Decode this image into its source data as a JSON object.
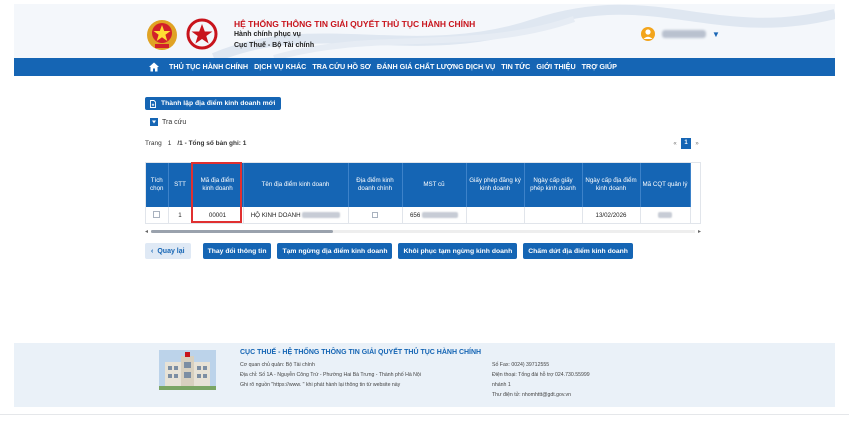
{
  "header": {
    "system_title": "HỆ THỐNG THÔNG TIN GIẢI QUYẾT THỦ TỤC HÀNH CHÍNH",
    "subtitle_1": "Hành chính phục vụ",
    "subtitle_2": "Cục Thuế - Bộ Tài chính",
    "user_menu_icon": "chevron-down-icon"
  },
  "nav": {
    "items": [
      "THỦ TỤC HÀNH CHÍNH",
      "DỊCH VỤ KHÁC",
      "TRA CỨU HỒ SƠ",
      "ĐÁNH GIÁ CHẤT LƯỢNG DỊCH VỤ",
      "TIN TỨC",
      "GIỚI THIỆU",
      "TRỢ GIÚP"
    ]
  },
  "content": {
    "new_button": "Thành lập địa điểm kinh doanh mới",
    "search_toggle": "Tra cứu",
    "paging": {
      "page_label": "Trang",
      "page_value": "1",
      "summary": "/1 - Tổng số bản ghi: 1",
      "pages": [
        "«",
        "1",
        "»"
      ]
    },
    "table": {
      "headers": [
        "Tích chọn",
        "STT",
        "Mã địa điểm kinh doanh",
        "Tên địa điểm kinh doanh",
        "Địa điểm kinh doanh chính",
        "MST cũ",
        "Giấy phép đăng ký kinh doanh",
        "Ngày cấp giấy phép kinh doanh",
        "Ngày cấp địa điểm kinh doanh",
        "Mã CQT quản lý"
      ],
      "rows": [
        {
          "stt": "1",
          "code": "00001",
          "name_prefix": "HỘ KINH DOANH",
          "mst_prefix": "656",
          "issue_date": "13/02/2026"
        }
      ]
    },
    "actions": {
      "back": "Quay lại",
      "buttons": [
        "Thay đổi thông tin",
        "Tạm ngừng địa điểm kinh doanh",
        "Khôi phục tạm ngừng kinh doanh",
        "Chấm dứt địa điểm kinh doanh"
      ]
    }
  },
  "footer": {
    "title": "CỤC THUẾ - HỆ THỐNG THÔNG TIN GIẢI QUYẾT THỦ TỤC HÀNH CHÍNH",
    "agency": "Cơ quan chủ quản: Bộ Tài chính",
    "address": "Địa chỉ: Số 1A - Nguyễn Công Trứ - Phường Hai Bà Trưng - Thành phố Hà Nội",
    "source": "Ghi rõ nguồn \"https://www.                 \" khi phát hành lại thông tin từ website này",
    "phone1": "Số Fax: 0024) 39712555",
    "phone2": "Điện thoại: Tổng đài hỗ trợ 024.730.55999",
    "branch": "nhánh 1",
    "email": "Thư điện tử: nhomhttt@gdt.gov.vn"
  },
  "colors": {
    "primary": "#1565b4",
    "title_red": "#c8141c",
    "highlight": "#e03030"
  }
}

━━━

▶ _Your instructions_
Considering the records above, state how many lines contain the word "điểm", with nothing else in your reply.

▶ _Task output_
7